[Dataset excerpts]
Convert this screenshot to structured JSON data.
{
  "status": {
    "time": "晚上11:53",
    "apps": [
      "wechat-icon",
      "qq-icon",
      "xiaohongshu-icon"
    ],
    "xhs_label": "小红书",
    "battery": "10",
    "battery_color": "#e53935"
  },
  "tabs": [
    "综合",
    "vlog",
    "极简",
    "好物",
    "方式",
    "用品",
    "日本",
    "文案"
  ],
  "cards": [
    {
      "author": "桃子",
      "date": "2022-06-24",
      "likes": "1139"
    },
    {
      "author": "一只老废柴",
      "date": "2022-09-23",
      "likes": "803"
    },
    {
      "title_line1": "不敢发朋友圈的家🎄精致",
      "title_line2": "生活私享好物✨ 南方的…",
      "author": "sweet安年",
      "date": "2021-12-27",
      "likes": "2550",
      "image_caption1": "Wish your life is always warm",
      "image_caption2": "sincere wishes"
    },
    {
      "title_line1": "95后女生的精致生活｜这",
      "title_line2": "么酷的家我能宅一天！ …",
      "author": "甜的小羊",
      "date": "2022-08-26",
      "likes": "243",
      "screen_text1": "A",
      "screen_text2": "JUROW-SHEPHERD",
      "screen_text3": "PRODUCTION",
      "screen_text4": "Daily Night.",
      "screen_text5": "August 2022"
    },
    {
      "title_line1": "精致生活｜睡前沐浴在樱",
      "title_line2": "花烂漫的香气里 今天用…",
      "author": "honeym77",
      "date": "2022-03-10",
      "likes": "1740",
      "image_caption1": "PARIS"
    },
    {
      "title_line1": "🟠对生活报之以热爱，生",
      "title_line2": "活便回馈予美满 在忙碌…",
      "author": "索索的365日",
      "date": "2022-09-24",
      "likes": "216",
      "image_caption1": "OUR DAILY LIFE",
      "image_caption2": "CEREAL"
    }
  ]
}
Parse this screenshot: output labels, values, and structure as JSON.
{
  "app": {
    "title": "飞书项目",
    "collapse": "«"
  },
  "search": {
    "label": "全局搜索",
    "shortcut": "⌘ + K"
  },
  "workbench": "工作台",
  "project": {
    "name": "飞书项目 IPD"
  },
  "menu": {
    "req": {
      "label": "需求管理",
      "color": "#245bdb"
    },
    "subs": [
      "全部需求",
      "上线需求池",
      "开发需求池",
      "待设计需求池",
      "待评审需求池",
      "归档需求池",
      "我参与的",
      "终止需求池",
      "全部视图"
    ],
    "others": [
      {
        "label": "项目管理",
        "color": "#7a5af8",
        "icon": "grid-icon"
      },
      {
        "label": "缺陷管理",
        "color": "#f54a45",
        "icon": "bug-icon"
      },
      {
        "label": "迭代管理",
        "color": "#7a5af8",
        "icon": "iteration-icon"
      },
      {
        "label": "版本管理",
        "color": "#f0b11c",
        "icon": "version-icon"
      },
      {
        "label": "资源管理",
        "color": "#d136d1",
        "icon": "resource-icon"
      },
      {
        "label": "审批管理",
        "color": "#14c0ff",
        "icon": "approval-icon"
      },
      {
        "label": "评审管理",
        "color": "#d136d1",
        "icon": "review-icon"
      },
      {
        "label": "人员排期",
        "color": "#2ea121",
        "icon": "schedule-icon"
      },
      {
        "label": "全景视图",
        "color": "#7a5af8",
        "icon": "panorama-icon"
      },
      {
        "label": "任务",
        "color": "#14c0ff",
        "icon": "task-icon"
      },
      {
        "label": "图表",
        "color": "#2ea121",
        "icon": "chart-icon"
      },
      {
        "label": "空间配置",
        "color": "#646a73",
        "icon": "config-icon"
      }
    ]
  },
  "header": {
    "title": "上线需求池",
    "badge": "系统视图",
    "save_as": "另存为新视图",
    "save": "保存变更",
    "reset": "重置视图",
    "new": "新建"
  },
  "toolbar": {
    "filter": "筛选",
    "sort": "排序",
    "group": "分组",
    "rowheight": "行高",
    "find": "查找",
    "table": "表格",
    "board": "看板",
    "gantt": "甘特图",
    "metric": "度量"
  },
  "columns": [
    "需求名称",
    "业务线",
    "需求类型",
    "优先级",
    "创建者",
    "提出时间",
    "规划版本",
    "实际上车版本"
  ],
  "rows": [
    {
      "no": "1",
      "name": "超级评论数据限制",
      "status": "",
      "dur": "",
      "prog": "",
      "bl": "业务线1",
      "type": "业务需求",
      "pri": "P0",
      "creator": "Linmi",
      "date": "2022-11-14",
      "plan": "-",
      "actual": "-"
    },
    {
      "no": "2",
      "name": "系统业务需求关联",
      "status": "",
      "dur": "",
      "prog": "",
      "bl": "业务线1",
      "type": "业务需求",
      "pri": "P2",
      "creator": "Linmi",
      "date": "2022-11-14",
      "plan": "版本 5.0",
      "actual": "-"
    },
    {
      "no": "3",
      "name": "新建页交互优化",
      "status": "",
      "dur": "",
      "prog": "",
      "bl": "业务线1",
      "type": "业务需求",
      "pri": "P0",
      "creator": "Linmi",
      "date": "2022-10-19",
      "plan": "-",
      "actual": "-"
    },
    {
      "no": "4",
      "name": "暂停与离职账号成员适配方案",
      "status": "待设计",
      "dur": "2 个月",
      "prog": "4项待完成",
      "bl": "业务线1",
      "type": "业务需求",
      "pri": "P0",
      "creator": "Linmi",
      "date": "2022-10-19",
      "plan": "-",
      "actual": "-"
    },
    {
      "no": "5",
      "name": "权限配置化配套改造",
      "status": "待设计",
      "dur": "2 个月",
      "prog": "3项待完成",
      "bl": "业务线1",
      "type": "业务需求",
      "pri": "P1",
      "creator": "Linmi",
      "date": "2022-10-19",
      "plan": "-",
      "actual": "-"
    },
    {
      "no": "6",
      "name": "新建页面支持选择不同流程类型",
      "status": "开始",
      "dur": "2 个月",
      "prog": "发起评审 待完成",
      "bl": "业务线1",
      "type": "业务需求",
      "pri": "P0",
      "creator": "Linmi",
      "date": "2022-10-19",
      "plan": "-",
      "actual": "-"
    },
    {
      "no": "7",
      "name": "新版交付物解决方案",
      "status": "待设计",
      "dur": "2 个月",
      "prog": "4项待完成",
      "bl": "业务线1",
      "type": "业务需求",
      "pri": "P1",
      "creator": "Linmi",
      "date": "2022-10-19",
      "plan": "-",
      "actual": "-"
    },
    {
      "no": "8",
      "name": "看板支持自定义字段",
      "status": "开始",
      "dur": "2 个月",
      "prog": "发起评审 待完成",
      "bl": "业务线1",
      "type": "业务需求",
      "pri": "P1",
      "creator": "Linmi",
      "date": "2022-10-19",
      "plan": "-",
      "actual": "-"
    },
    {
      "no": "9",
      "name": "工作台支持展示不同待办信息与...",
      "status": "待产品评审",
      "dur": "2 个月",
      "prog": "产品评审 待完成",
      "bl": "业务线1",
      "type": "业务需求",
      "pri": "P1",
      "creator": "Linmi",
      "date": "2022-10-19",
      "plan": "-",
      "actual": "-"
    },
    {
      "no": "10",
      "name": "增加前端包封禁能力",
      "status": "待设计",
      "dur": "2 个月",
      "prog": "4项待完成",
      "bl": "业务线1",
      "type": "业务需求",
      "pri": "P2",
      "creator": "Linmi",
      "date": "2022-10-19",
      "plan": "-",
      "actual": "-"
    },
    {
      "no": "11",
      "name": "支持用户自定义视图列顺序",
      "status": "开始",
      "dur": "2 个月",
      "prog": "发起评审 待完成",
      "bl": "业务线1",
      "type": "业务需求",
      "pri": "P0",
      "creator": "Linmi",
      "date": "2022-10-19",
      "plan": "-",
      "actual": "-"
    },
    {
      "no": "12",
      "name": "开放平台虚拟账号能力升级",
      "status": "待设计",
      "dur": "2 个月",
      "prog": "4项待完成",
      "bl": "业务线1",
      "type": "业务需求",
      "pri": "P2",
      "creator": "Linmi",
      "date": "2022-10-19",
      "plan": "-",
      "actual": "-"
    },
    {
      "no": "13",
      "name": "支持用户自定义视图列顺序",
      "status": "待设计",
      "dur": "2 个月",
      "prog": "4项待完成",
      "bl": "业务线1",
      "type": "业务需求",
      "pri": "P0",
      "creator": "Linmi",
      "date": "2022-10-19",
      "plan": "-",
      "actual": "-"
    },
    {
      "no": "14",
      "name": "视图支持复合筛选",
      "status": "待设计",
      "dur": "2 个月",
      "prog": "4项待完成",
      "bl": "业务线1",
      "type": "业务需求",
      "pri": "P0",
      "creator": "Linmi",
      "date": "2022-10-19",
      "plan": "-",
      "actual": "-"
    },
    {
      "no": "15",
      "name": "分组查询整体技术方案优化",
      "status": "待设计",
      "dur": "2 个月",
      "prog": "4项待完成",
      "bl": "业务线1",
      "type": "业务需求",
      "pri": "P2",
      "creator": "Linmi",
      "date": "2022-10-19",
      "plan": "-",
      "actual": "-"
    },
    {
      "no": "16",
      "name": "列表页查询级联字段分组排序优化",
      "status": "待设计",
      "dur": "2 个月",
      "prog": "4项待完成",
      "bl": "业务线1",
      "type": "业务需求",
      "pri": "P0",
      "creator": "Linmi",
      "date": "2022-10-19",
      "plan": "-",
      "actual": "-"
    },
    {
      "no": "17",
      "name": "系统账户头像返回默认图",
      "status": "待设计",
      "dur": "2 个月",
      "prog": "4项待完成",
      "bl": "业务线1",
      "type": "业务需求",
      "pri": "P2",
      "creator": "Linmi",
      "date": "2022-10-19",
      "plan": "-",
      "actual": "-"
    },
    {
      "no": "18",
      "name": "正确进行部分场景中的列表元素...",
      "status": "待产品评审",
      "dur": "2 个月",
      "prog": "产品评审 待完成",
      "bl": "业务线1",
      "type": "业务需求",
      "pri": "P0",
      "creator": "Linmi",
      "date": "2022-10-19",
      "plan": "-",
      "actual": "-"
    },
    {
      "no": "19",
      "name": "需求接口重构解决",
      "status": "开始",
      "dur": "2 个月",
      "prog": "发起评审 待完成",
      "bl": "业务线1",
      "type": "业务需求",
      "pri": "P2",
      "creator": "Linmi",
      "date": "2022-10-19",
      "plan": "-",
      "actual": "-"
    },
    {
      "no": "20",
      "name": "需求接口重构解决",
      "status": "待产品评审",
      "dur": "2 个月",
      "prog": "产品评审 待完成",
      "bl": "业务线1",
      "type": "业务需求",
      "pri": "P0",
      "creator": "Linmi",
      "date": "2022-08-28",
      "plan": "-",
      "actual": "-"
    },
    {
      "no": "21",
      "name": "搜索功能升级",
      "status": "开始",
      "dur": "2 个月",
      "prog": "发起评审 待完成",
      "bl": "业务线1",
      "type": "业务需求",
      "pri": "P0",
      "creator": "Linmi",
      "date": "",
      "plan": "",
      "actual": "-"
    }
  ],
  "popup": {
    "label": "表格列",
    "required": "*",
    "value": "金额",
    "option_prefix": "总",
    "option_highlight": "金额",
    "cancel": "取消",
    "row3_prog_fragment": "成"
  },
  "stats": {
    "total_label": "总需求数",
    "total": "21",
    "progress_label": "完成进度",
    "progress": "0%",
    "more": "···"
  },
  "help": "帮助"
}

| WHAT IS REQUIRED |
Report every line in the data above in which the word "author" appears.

| REPLY TO THE EXERCISE |
      "author": "桃子",
      "author": "一只老废柴",
      "author": "sweet安年",
      "author": "甜的小羊",
      "author": "honeym77",
      "author": "索索的365日",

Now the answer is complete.